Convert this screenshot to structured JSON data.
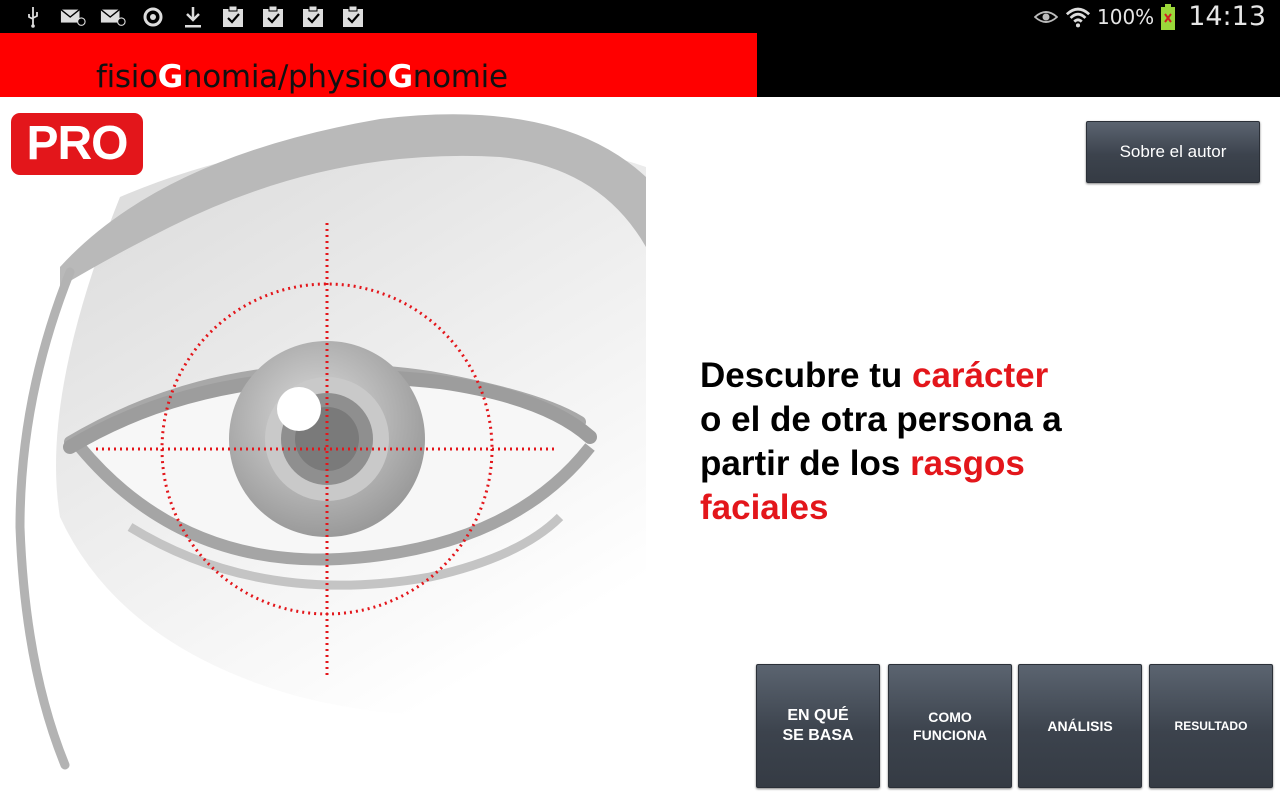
{
  "status_bar": {
    "left_icons": [
      "usb-icon",
      "email-icon",
      "email-icon",
      "sync-icon",
      "download-icon",
      "clipboard-check-icon",
      "clipboard-check-icon",
      "clipboard-check-icon",
      "clipboard-check-icon"
    ],
    "battery_percent": "100%",
    "time": "14:13"
  },
  "header": {
    "title_part1": "fisio",
    "title_g1": "G",
    "title_part2": "nomia/physio",
    "title_g2": "G",
    "title_part3": "nomie",
    "colors": {
      "red": "#ff0000",
      "black": "#000000"
    }
  },
  "badge": {
    "label": "PRO",
    "color": "#e3161b"
  },
  "about_button": {
    "label": "Sobre el autor"
  },
  "tagline": {
    "line1_a": "Descubre tu ",
    "line1_hl": "carácter",
    "line2": "o el de otra persona a",
    "line3_a": "partir de los ",
    "line3_hl": "rasgos",
    "line4_hl": "faciales",
    "highlight_color": "#e3161b"
  },
  "nav": [
    {
      "line1": "EN QUÉ",
      "line2": "SE BASA"
    },
    {
      "line1": "COMO",
      "line2": "FUNCIONA"
    },
    {
      "line1": "ANÁLISIS",
      "line2": ""
    },
    {
      "line1": "RESULTADO",
      "line2": ""
    }
  ]
}
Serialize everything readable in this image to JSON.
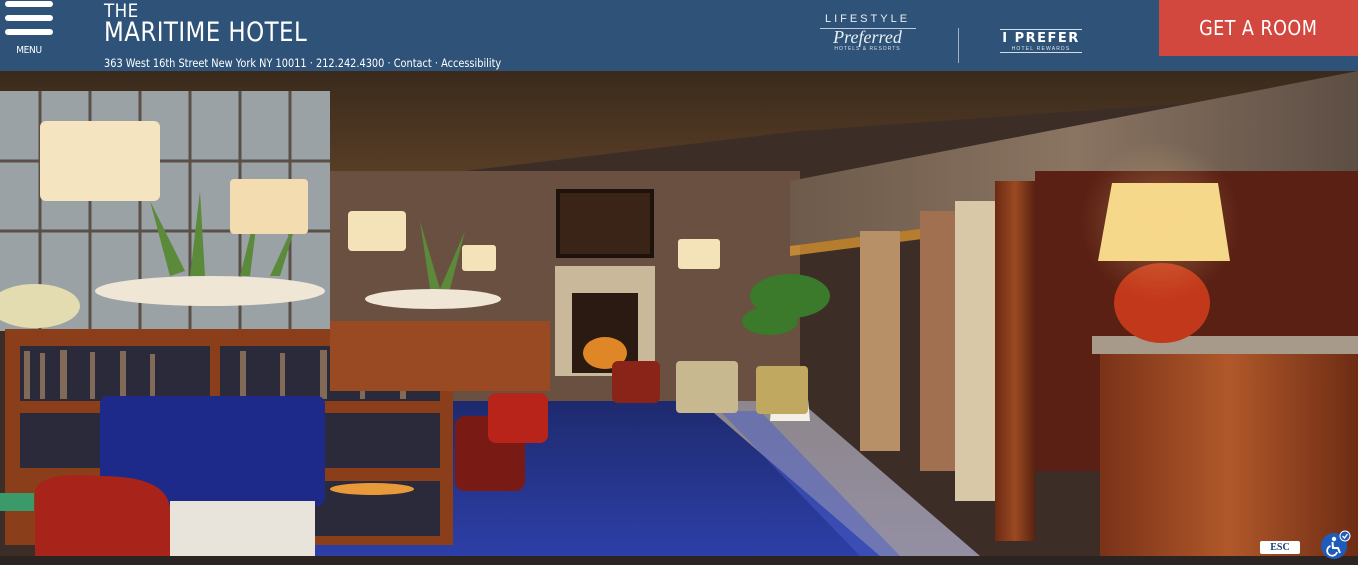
{
  "header": {
    "menu_label": "MENU",
    "brand_the": "THE",
    "brand_name": "MARITIME HOTEL",
    "address": "363 West 16th Street New York NY 10011",
    "phone": "212.242.4300",
    "contact_label": "Contact",
    "accessibility_label": "Accessibility",
    "separator": " · ",
    "cta_label": "GET A ROOM",
    "colors": {
      "bar": "#2f5378",
      "cta": "#d2473e"
    }
  },
  "partners": {
    "lifestyle_top": "LIFESTYLE",
    "lifestyle_script": "Preferred",
    "lifestyle_sub": "HOTELS & RESORTS",
    "iprefer_title": "I PREFER",
    "iprefer_sub": "HOTEL REWARDS"
  },
  "hero": {
    "icon": "hotel-lobby-photo"
  },
  "accessibility_widget": {
    "esc_label": "ESC",
    "icon": "wheelchair-icon"
  }
}
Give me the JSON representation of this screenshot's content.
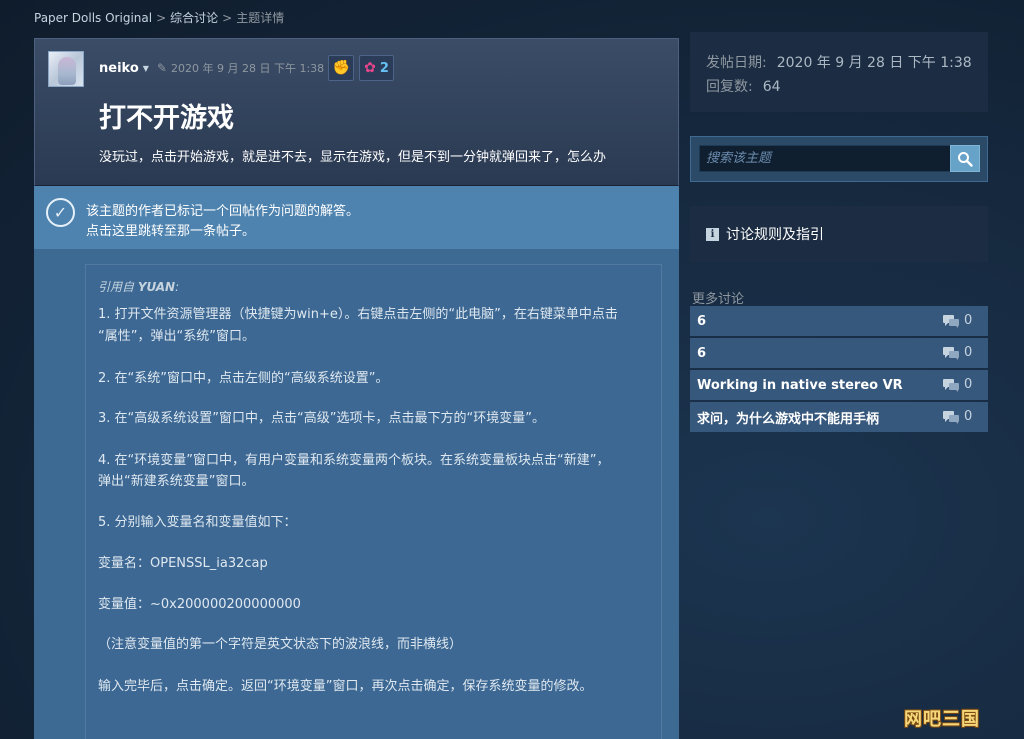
{
  "breadcrumb": {
    "items": [
      "Paper Dolls Original",
      "综合讨论"
    ],
    "current": "主题详情",
    "separator": ">"
  },
  "topic": {
    "author": "neiko",
    "date": "2020 年 9 月 28 日 下午 1:38",
    "award_count": "2",
    "title": "打不开游戏",
    "body": "没玩过，点击开始游戏，就是进不去，显示在游戏，但是不到一分钟就弹回来了，怎么办"
  },
  "answer_banner": {
    "line1": "该主题的作者已标记一个回帖作为问题的解答。",
    "line2": "点击这里跳转至那一条帖子。"
  },
  "quote": {
    "prefix": "引用自",
    "author": "YUAN",
    "suffix": ":",
    "lines": [
      "1. 打开文件资源管理器（快捷键为win+e）。右键点击左侧的“此电脑”，在右键菜单中点击",
      "“属性”，弹出“系统”窗口。",
      "2. 在“系统”窗口中，点击左侧的“高级系统设置”。",
      "3. 在“高级系统设置”窗口中，点击“高级”选项卡，点击最下方的“环境变量”。",
      "4. 在“环境变量”窗口中，有用户变量和系统变量两个板块。在系统变量板块点击“新建”，",
      "弹出“新建系统变量”窗口。",
      "5. 分别输入变量名和变量值如下：",
      "变量名：OPENSSL_ia32cap",
      "变量值：~0x200000200000000",
      "（注意变量值的第一个字符是英文状态下的波浪线，而非横线）",
      "输入完毕后，点击确定。返回“环境变量”窗口，再次点击确定，保存系统变量的修改。"
    ]
  },
  "meta": {
    "posted_label": "发帖日期:",
    "posted_value": "2020 年 9 月 28 日 下午 1:38",
    "replies_label": "回复数:",
    "replies_value": "64"
  },
  "search": {
    "placeholder": "搜索该主题"
  },
  "rules": {
    "label": "讨论规则及指引"
  },
  "more": {
    "title": "更多讨论",
    "items": [
      {
        "title": "6",
        "replies": "0"
      },
      {
        "title": "6",
        "replies": "0"
      },
      {
        "title": "Working in native stereo VR",
        "replies": "0"
      },
      {
        "title": "求问，为什么游戏中不能用手柄",
        "replies": "0"
      }
    ]
  },
  "watermark": {
    "text": "网吧三国"
  },
  "colors": {
    "accent": "#66c0f4",
    "banner": "#4f83af",
    "panel": "#3d6a93",
    "header": "#2a3a52"
  }
}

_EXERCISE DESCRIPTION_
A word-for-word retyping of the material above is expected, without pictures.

_RESULT_
Convert this screenshot to structured JSON data.
{
  "status_bar": {
    "left_icons": [
      "usb-icon",
      "email-icon",
      "email-icon",
      "sync-icon",
      "download-icon",
      "clipboard-check-icon",
      "clipboard-check-icon",
      "clipboard-check-icon",
      "clipboard-check-icon"
    ],
    "battery_percent": "100%",
    "time": "14:13"
  },
  "header": {
    "title_part1": "fisio",
    "title_g1": "G",
    "title_part2": "nomia/physio",
    "title_g2": "G",
    "title_part3": "nomie",
    "colors": {
      "red": "#ff0000",
      "black": "#000000"
    }
  },
  "badge": {
    "label": "PRO",
    "color": "#e3161b"
  },
  "about_button": {
    "label": "Sobre el autor"
  },
  "tagline": {
    "line1_a": "Descubre tu ",
    "line1_hl": "carácter",
    "line2": "o el de otra persona a",
    "line3_a": "partir de los ",
    "line3_hl": "rasgos",
    "line4_hl": "faciales",
    "highlight_color": "#e3161b"
  },
  "nav": [
    {
      "line1": "EN QUÉ",
      "line2": "SE BASA"
    },
    {
      "line1": "COMO",
      "line2": "FUNCIONA"
    },
    {
      "line1": "ANÁLISIS",
      "line2": ""
    },
    {
      "line1": "RESULTADO",
      "line2": ""
    }
  ]
}
Serialize everything readable in this image to JSON.
{
  "header": {
    "menu_label": "MENU",
    "brand_the": "THE",
    "brand_name": "MARITIME HOTEL",
    "address": "363 West 16th Street New York NY 10011",
    "phone": "212.242.4300",
    "contact_label": "Contact",
    "accessibility_label": "Accessibility",
    "separator": " · ",
    "cta_label": "GET A ROOM",
    "colors": {
      "bar": "#2f5378",
      "cta": "#d2473e"
    }
  },
  "partners": {
    "lifestyle_top": "LIFESTYLE",
    "lifestyle_script": "Preferred",
    "lifestyle_sub": "HOTELS & RESORTS",
    "iprefer_title": "I PREFER",
    "iprefer_sub": "HOTEL REWARDS"
  },
  "hero": {
    "icon": "hotel-lobby-photo"
  },
  "accessibility_widget": {
    "esc_label": "ESC",
    "icon": "wheelchair-icon"
  }
}
Give me the JSON representation of this screenshot's content.
{
  "breadcrumb": {
    "items": [
      "Paper Dolls Original",
      "综合讨论"
    ],
    "current": "主题详情",
    "separator": ">"
  },
  "topic": {
    "author": "neiko",
    "date": "2020 年 9 月 28 日 下午 1:38",
    "award_count": "2",
    "title": "打不开游戏",
    "body": "没玩过，点击开始游戏，就是进不去，显示在游戏，但是不到一分钟就弹回来了，怎么办"
  },
  "answer_banner": {
    "line1": "该主题的作者已标记一个回帖作为问题的解答。",
    "line2": "点击这里跳转至那一条帖子。"
  },
  "quote": {
    "prefix": "引用自",
    "author": "YUAN",
    "suffix": ":",
    "lines": [
      "1. 打开文件资源管理器（快捷键为win+e）。右键点击左侧的“此电脑”，在右键菜单中点击",
      "“属性”，弹出“系统”窗口。",
      "2. 在“系统”窗口中，点击左侧的“高级系统设置”。",
      "3. 在“高级系统设置”窗口中，点击“高级”选项卡，点击最下方的“环境变量”。",
      "4. 在“环境变量”窗口中，有用户变量和系统变量两个板块。在系统变量板块点击“新建”，",
      "弹出“新建系统变量”窗口。",
      "5. 分别输入变量名和变量值如下：",
      "变量名：OPENSSL_ia32cap",
      "变量值：~0x200000200000000",
      "（注意变量值的第一个字符是英文状态下的波浪线，而非横线）",
      "输入完毕后，点击确定。返回“环境变量”窗口，再次点击确定，保存系统变量的修改。"
    ]
  },
  "meta": {
    "posted_label": "发帖日期:",
    "posted_value": "2020 年 9 月 28 日 下午 1:38",
    "replies_label": "回复数:",
    "replies_value": "64"
  },
  "search": {
    "placeholder": "搜索该主题"
  },
  "rules": {
    "label": "讨论规则及指引"
  },
  "more": {
    "title": "更多讨论",
    "items": [
      {
        "title": "6",
        "replies": "0"
      },
      {
        "title": "6",
        "replies": "0"
      },
      {
        "title": "Working in native stereo VR",
        "replies": "0"
      },
      {
        "title": "求问，为什么游戏中不能用手柄",
        "replies": "0"
      }
    ]
  },
  "watermark": {
    "text": "网吧三国"
  },
  "colors": {
    "accent": "#66c0f4",
    "banner": "#4f83af",
    "panel": "#3d6a93",
    "header": "#2a3a52"
  }
}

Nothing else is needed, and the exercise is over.